(Exercise prompt):
Each line of the material must appear again in the answer, exactly.

(Provided entries):

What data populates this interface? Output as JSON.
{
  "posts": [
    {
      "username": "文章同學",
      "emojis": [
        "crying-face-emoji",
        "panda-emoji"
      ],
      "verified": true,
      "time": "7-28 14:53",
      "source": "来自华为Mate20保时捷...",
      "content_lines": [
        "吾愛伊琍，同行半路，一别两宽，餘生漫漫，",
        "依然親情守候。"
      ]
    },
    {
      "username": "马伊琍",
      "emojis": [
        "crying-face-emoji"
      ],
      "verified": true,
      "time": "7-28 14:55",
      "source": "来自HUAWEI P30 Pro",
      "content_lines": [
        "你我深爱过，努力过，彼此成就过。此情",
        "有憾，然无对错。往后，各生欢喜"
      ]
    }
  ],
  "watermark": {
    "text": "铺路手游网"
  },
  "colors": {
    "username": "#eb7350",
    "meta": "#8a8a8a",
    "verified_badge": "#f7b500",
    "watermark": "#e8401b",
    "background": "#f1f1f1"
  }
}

(Output):
What data populates this interface? Output as JSON.
{
  "posts": [
    {
      "username": "文章同學",
      "emojis": [
        "crying-face-emoji",
        "panda-emoji"
      ],
      "verified": true,
      "time": "7-28 14:53",
      "source": "来自华为Mate20保时捷...",
      "content_lines": [
        "吾愛伊琍，同行半路，一别两宽，餘生漫漫，",
        "依然親情守候。"
      ]
    },
    {
      "username": "马伊琍",
      "emojis": [
        "crying-face-emoji"
      ],
      "verified": true,
      "time": "7-28 14:55",
      "source": "来自HUAWEI P30 Pro",
      "content_lines": [
        "你我深爱过，努力过，彼此成就过。此情",
        "有憾，然无对错。往后，各生欢喜"
      ]
    }
  ],
  "watermark": {
    "text": "铺路手游网"
  },
  "colors": {
    "username": "#eb7350",
    "meta": "#8a8a8a",
    "verified_badge": "#f7b500",
    "watermark": "#e8401b",
    "background": "#f1f1f1"
  }
}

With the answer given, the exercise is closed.